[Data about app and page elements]

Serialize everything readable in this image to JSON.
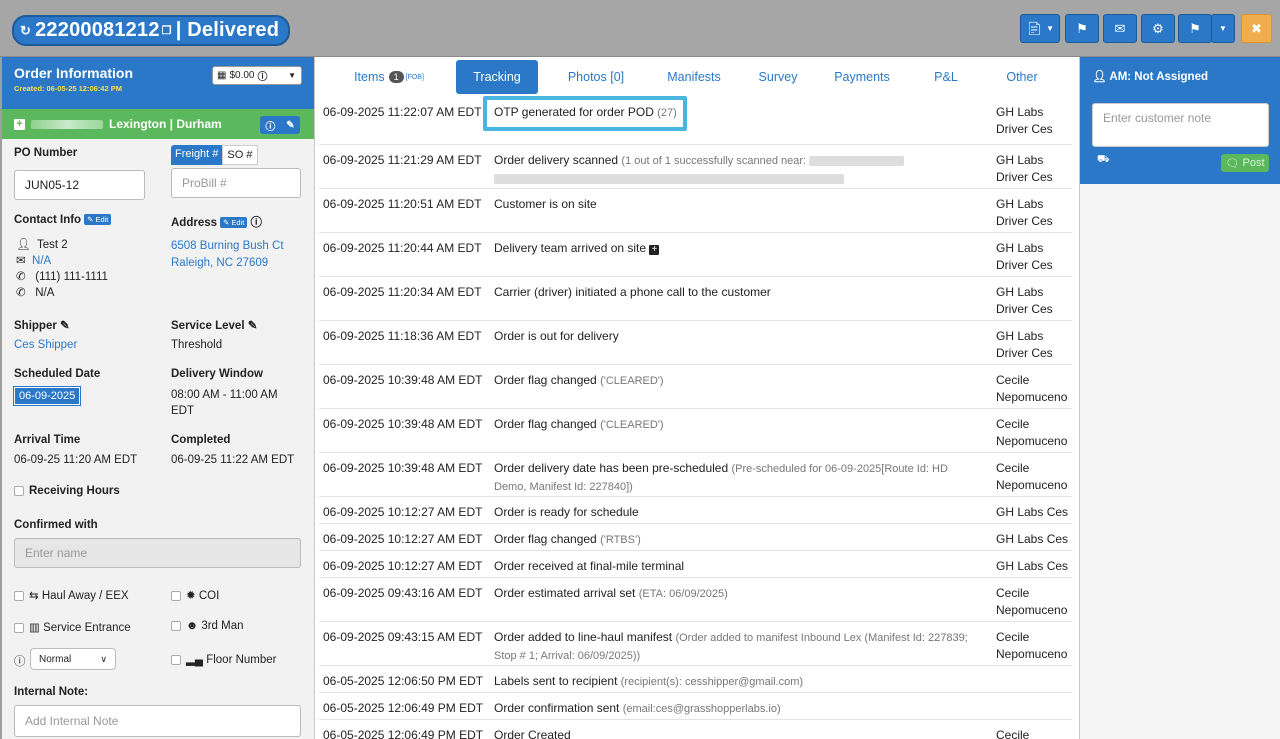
{
  "header": {
    "order_number": "22200081212",
    "status": "Delivered",
    "title_separator": "|",
    "buttons": [
      "document-icon",
      "flag-icon",
      "envelope-icon",
      "gear-icon",
      "route-icon",
      "close-icon"
    ]
  },
  "order_info": {
    "title": "Order Information",
    "created": "Created: 06-05-25 12:06:42 PM",
    "price": "$0.00",
    "terminal": "Lexington | Durham",
    "po_label": "PO Number",
    "po_value": "JUN05-12",
    "freight_tab": "Freight #",
    "so_tab": "SO #",
    "probill_placeholder": "ProBill #",
    "contact_label": "Contact Info",
    "edit": "Edit",
    "contact_name": "Test 2",
    "contact_email": "N/A",
    "contact_phone": "(111) 111-1111",
    "contact_phone2": "N/A",
    "address_label": "Address",
    "address_line1": "6508 Burning Bush Ct",
    "address_line2": "Raleigh, NC 27609",
    "shipper_label": "Shipper",
    "shipper_value": "Ces Shipper",
    "service_label": "Service Level",
    "service_value": "Threshold",
    "sched_label": "Scheduled Date",
    "sched_value": "06-09-2025",
    "window_label": "Delivery Window",
    "window_value1": "08:00 AM - 11:00 AM",
    "window_value2": "EDT",
    "arrival_label": "Arrival Time",
    "arrival_value": "06-09-25 11:20 AM EDT",
    "completed_label": "Completed",
    "completed_value": "06-09-25 11:22 AM EDT",
    "receiving_hours": "Receiving Hours",
    "confirmed_label": "Confirmed with",
    "confirmed_placeholder": "Enter name",
    "haul_away": "Haul Away / EEX",
    "coi": "COI",
    "service_entrance": "Service Entrance",
    "third_man": "3rd Man",
    "priority_value": "Normal",
    "floor_number": "Floor Number",
    "internal_note_label": "Internal Note:",
    "internal_note_placeholder": "Add Internal Note"
  },
  "tabs": {
    "items": "Items",
    "items_count": "1",
    "items_sup": "[FOB]",
    "tracking": "Tracking",
    "photos": "Photos [0]",
    "manifests": "Manifests",
    "survey": "Survey",
    "payments": "Payments",
    "pl": "P&L",
    "other": "Other"
  },
  "tracking": [
    {
      "time": "06-09-2025 11:22:07 AM EDT",
      "desc": "OTP generated for order POD",
      "detail": "(27)",
      "user1": "GH Labs",
      "user2": "Driver Ces"
    },
    {
      "time": "06-09-2025 11:21:29 AM EDT",
      "desc": "Order delivery scanned",
      "detail": "(1 out of 1 successfully scanned near:",
      "user1": "GH Labs",
      "user2": "Driver Ces"
    },
    {
      "time": "06-09-2025 11:20:51 AM EDT",
      "desc": "Customer is on site",
      "detail": "",
      "user1": "GH Labs",
      "user2": "Driver Ces"
    },
    {
      "time": "06-09-2025 11:20:44 AM EDT",
      "desc": "Delivery team arrived on site",
      "detail": "",
      "user1": "GH Labs",
      "user2": "Driver Ces"
    },
    {
      "time": "06-09-2025 11:20:34 AM EDT",
      "desc": "Carrier (driver) initiated a phone call to the customer",
      "detail": "",
      "user1": "GH Labs",
      "user2": "Driver Ces"
    },
    {
      "time": "06-09-2025 11:18:36 AM EDT",
      "desc": "Order is out for delivery",
      "detail": "",
      "user1": "GH Labs",
      "user2": "Driver Ces"
    },
    {
      "time": "06-09-2025 10:39:48 AM EDT",
      "desc": "Order flag changed",
      "detail": "('CLEARED')",
      "user1": "Cecile",
      "user2": "Nepomuceno"
    },
    {
      "time": "06-09-2025 10:39:48 AM EDT",
      "desc": "Order flag changed",
      "detail": "('CLEARED')",
      "user1": "Cecile",
      "user2": "Nepomuceno"
    },
    {
      "time": "06-09-2025 10:39:48 AM EDT",
      "desc": "Order delivery date has been pre-scheduled",
      "detail": "(Pre-scheduled for 06-09-2025[Route Id: HD",
      "detail2": "Demo, Manifest Id: 227840])",
      "user1": "Cecile",
      "user2": "Nepomuceno"
    },
    {
      "time": "06-09-2025 10:12:27 AM EDT",
      "desc": "Order is ready for schedule",
      "detail": "",
      "user1": "GH Labs Ces",
      "user2": ""
    },
    {
      "time": "06-09-2025 10:12:27 AM EDT",
      "desc": "Order flag changed",
      "detail": "('RTBS')",
      "user1": "GH Labs Ces",
      "user2": ""
    },
    {
      "time": "06-09-2025 10:12:27 AM EDT",
      "desc": "Order received at final-mile terminal",
      "detail": "",
      "user1": "GH Labs Ces",
      "user2": ""
    },
    {
      "time": "06-09-2025 09:43:16 AM EDT",
      "desc": "Order estimated arrival set",
      "detail": "(ETA: 06/09/2025)",
      "user1": "Cecile",
      "user2": "Nepomuceno"
    },
    {
      "time": "06-09-2025 09:43:15 AM EDT",
      "desc": "Order added to line-haul manifest",
      "detail": "(Order added to manifest Inbound Lex (Manifest Id: 227839;",
      "detail2": "Stop # 1; Arrival: 06/09/2025))",
      "user1": "Cecile",
      "user2": "Nepomuceno"
    },
    {
      "time": "06-05-2025 12:06:50 PM EDT",
      "desc": "Labels sent to recipient",
      "detail": "(recipient(s): cesshipper@gmail.com)",
      "user1": "",
      "user2": ""
    },
    {
      "time": "06-05-2025 12:06:49 PM EDT",
      "desc": "Order confirmation sent",
      "detail": "(email:ces@grasshopperlabs.io)",
      "user1": "",
      "user2": ""
    },
    {
      "time": "06-05-2025 12:06:49 PM EDT",
      "desc": "Order Created",
      "detail": "",
      "user1": "Cecile",
      "user2": ""
    }
  ],
  "account_manager": {
    "title": "AM: Not Assigned",
    "note_placeholder": "Enter customer note",
    "post": "Post"
  }
}
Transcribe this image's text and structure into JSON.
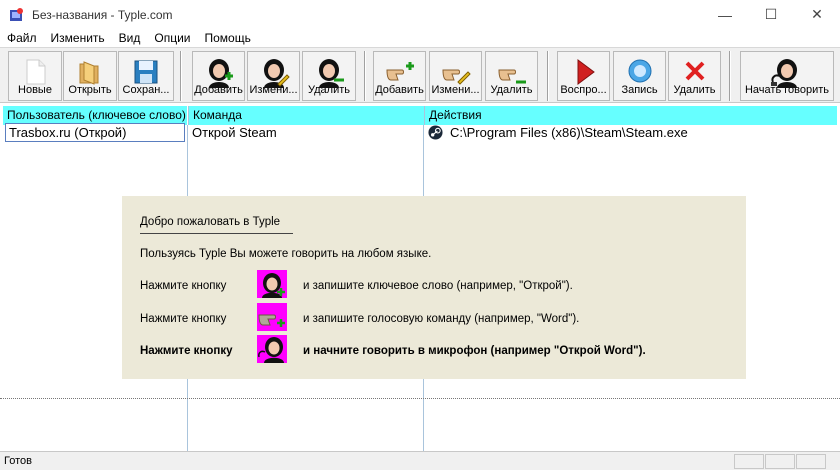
{
  "window": {
    "title": "Без-названия - Typle.com",
    "controls": {
      "minimize": "—",
      "maximize": "☐",
      "close": "✕"
    }
  },
  "menu": [
    "Файл",
    "Изменить",
    "Вид",
    "Опции",
    "Помощь"
  ],
  "toolbar": {
    "new": "Новые",
    "open": "Открыть",
    "save": "Сохран...",
    "add_user": "Добавить",
    "edit_user": "Измени...",
    "delete_user": "Удалить",
    "add_command": "Добавить",
    "edit_command": "Измени...",
    "delete_command": "Удалить",
    "play": "Воспро...",
    "record": "Запись",
    "delete_action": "Удалить",
    "start_speaking": "Начать говорить"
  },
  "list": {
    "columns": [
      "Пользователь (ключевое слово)",
      "Команда",
      "Действия"
    ],
    "rows": [
      {
        "user": "Trasbox.ru (Открой)",
        "command": "Открой Steam",
        "action": "C:\\Program Files (x86)\\Steam\\Steam.exe",
        "action_icon": "steam-icon"
      }
    ]
  },
  "welcome": {
    "title": "Добро пожаловать в Typle",
    "intro": "Пользуясь Typle Вы можете говорить на любом языке.",
    "steps": [
      {
        "label": "Нажмите кнопку",
        "icon": "user-add-icon",
        "text": "и запишите ключевое слово (например, \"Открой\")."
      },
      {
        "label": "Нажмите кнопку",
        "icon": "command-add-icon",
        "text": "и запишите голосовую команду (например, \"Word\")."
      },
      {
        "label": "Нажмите кнопку",
        "icon": "start-speaking-icon",
        "text": "и начните говорить в микрофон (например \"Открой Word\")."
      }
    ]
  },
  "status": {
    "text": "Готов"
  },
  "colors": {
    "header_bg": "#66ffff",
    "welcome_bg": "#ece9d8",
    "toolbar_bg": "#f0f0f0",
    "icon_bg": "#ff00ff"
  }
}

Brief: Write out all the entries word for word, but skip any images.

Answer to the exercise:
Serialize everything readable in this image to JSON.
{
  "header": {
    "order_number": "22200081212",
    "status": "Delivered",
    "title_separator": "|",
    "buttons": [
      "document-icon",
      "flag-icon",
      "envelope-icon",
      "gear-icon",
      "route-icon",
      "close-icon"
    ]
  },
  "order_info": {
    "title": "Order Information",
    "created": "Created: 06-05-25 12:06:42 PM",
    "price": "$0.00",
    "terminal": "Lexington | Durham",
    "po_label": "PO Number",
    "po_value": "JUN05-12",
    "freight_tab": "Freight #",
    "so_tab": "SO #",
    "probill_placeholder": "ProBill #",
    "contact_label": "Contact Info",
    "edit": "Edit",
    "contact_name": "Test 2",
    "contact_email": "N/A",
    "contact_phone": "(111) 111-1111",
    "contact_phone2": "N/A",
    "address_label": "Address",
    "address_line1": "6508 Burning Bush Ct",
    "address_line2": "Raleigh, NC 27609",
    "shipper_label": "Shipper",
    "shipper_value": "Ces Shipper",
    "service_label": "Service Level",
    "service_value": "Threshold",
    "sched_label": "Scheduled Date",
    "sched_value": "06-09-2025",
    "window_label": "Delivery Window",
    "window_value1": "08:00 AM - 11:00 AM",
    "window_value2": "EDT",
    "arrival_label": "Arrival Time",
    "arrival_value": "06-09-25 11:20 AM EDT",
    "completed_label": "Completed",
    "completed_value": "06-09-25 11:22 AM EDT",
    "receiving_hours": "Receiving Hours",
    "confirmed_label": "Confirmed with",
    "confirmed_placeholder": "Enter name",
    "haul_away": "Haul Away / EEX",
    "coi": "COI",
    "service_entrance": "Service Entrance",
    "third_man": "3rd Man",
    "priority_value": "Normal",
    "floor_number": "Floor Number",
    "internal_note_label": "Internal Note:",
    "internal_note_placeholder": "Add Internal Note"
  },
  "tabs": {
    "items": "Items",
    "items_count": "1",
    "items_sup": "[FOB]",
    "tracking": "Tracking",
    "photos": "Photos [0]",
    "manifests": "Manifests",
    "survey": "Survey",
    "payments": "Payments",
    "pl": "P&L",
    "other": "Other"
  },
  "tracking": [
    {
      "time": "06-09-2025 11:22:07 AM EDT",
      "desc": "OTP generated for order POD",
      "detail": "(27)",
      "user1": "GH Labs",
      "user2": "Driver Ces"
    },
    {
      "time": "06-09-2025 11:21:29 AM EDT",
      "desc": "Order delivery scanned",
      "detail": "(1 out of 1 successfully scanned near:",
      "user1": "GH Labs",
      "user2": "Driver Ces"
    },
    {
      "time": "06-09-2025 11:20:51 AM EDT",
      "desc": "Customer is on site",
      "detail": "",
      "user1": "GH Labs",
      "user2": "Driver Ces"
    },
    {
      "time": "06-09-2025 11:20:44 AM EDT",
      "desc": "Delivery team arrived on site",
      "detail": "",
      "user1": "GH Labs",
      "user2": "Driver Ces"
    },
    {
      "time": "06-09-2025 11:20:34 AM EDT",
      "desc": "Carrier (driver) initiated a phone call to the customer",
      "detail": "",
      "user1": "GH Labs",
      "user2": "Driver Ces"
    },
    {
      "time": "06-09-2025 11:18:36 AM EDT",
      "desc": "Order is out for delivery",
      "detail": "",
      "user1": "GH Labs",
      "user2": "Driver Ces"
    },
    {
      "time": "06-09-2025 10:39:48 AM EDT",
      "desc": "Order flag changed",
      "detail": "('CLEARED')",
      "user1": "Cecile",
      "user2": "Nepomuceno"
    },
    {
      "time": "06-09-2025 10:39:48 AM EDT",
      "desc": "Order flag changed",
      "detail": "('CLEARED')",
      "user1": "Cecile",
      "user2": "Nepomuceno"
    },
    {
      "time": "06-09-2025 10:39:48 AM EDT",
      "desc": "Order delivery date has been pre-scheduled",
      "detail": "(Pre-scheduled for 06-09-2025[Route Id: HD",
      "detail2": "Demo, Manifest Id: 227840])",
      "user1": "Cecile",
      "user2": "Nepomuceno"
    },
    {
      "time": "06-09-2025 10:12:27 AM EDT",
      "desc": "Order is ready for schedule",
      "detail": "",
      "user1": "GH Labs Ces",
      "user2": ""
    },
    {
      "time": "06-09-2025 10:12:27 AM EDT",
      "desc": "Order flag changed",
      "detail": "('RTBS')",
      "user1": "GH Labs Ces",
      "user2": ""
    },
    {
      "time": "06-09-2025 10:12:27 AM EDT",
      "desc": "Order received at final-mile terminal",
      "detail": "",
      "user1": "GH Labs Ces",
      "user2": ""
    },
    {
      "time": "06-09-2025 09:43:16 AM EDT",
      "desc": "Order estimated arrival set",
      "detail": "(ETA: 06/09/2025)",
      "user1": "Cecile",
      "user2": "Nepomuceno"
    },
    {
      "time": "06-09-2025 09:43:15 AM EDT",
      "desc": "Order added to line-haul manifest",
      "detail": "(Order added to manifest Inbound Lex (Manifest Id: 227839;",
      "detail2": "Stop # 1; Arrival: 06/09/2025))",
      "user1": "Cecile",
      "user2": "Nepomuceno"
    },
    {
      "time": "06-05-2025 12:06:50 PM EDT",
      "desc": "Labels sent to recipient",
      "detail": "(recipient(s): cesshipper@gmail.com)",
      "user1": "",
      "user2": ""
    },
    {
      "time": "06-05-2025 12:06:49 PM EDT",
      "desc": "Order confirmation sent",
      "detail": "(email:ces@grasshopperlabs.io)",
      "user1": "",
      "user2": ""
    },
    {
      "time": "06-05-2025 12:06:49 PM EDT",
      "desc": "Order Created",
      "detail": "",
      "user1": "Cecile",
      "user2": ""
    }
  ],
  "account_manager": {
    "title": "AM: Not Assigned",
    "note_placeholder": "Enter customer note",
    "post": "Post"
  }
}
Transcribe this image's text and structure into JSON.
{
  "window": {
    "title": "Без-названия - Typle.com",
    "controls": {
      "minimize": "—",
      "maximize": "☐",
      "close": "✕"
    }
  },
  "menu": [
    "Файл",
    "Изменить",
    "Вид",
    "Опции",
    "Помощь"
  ],
  "toolbar": {
    "new": "Новые",
    "open": "Открыть",
    "save": "Сохран...",
    "add_user": "Добавить",
    "edit_user": "Измени...",
    "delete_user": "Удалить",
    "add_command": "Добавить",
    "edit_command": "Измени...",
    "delete_command": "Удалить",
    "play": "Воспро...",
    "record": "Запись",
    "delete_action": "Удалить",
    "start_speaking": "Начать говорить"
  },
  "list": {
    "columns": [
      "Пользователь (ключевое слово)",
      "Команда",
      "Действия"
    ],
    "rows": [
      {
        "user": "Trasbox.ru (Открой)",
        "command": "Открой Steam",
        "action": "C:\\Program Files (x86)\\Steam\\Steam.exe",
        "action_icon": "steam-icon"
      }
    ]
  },
  "welcome": {
    "title": "Добро пожаловать в Typle",
    "intro": "Пользуясь Typle Вы можете говорить на любом языке.",
    "steps": [
      {
        "label": "Нажмите кнопку",
        "icon": "user-add-icon",
        "text": "и запишите ключевое слово (например, \"Открой\")."
      },
      {
        "label": "Нажмите кнопку",
        "icon": "command-add-icon",
        "text": "и запишите голосовую команду (например, \"Word\")."
      },
      {
        "label": "Нажмите кнопку",
        "icon": "start-speaking-icon",
        "text": "и начните говорить в микрофон (например \"Открой Word\")."
      }
    ]
  },
  "status": {
    "text": "Готов"
  },
  "colors": {
    "header_bg": "#66ffff",
    "welcome_bg": "#ece9d8",
    "toolbar_bg": "#f0f0f0",
    "icon_bg": "#ff00ff"
  }
}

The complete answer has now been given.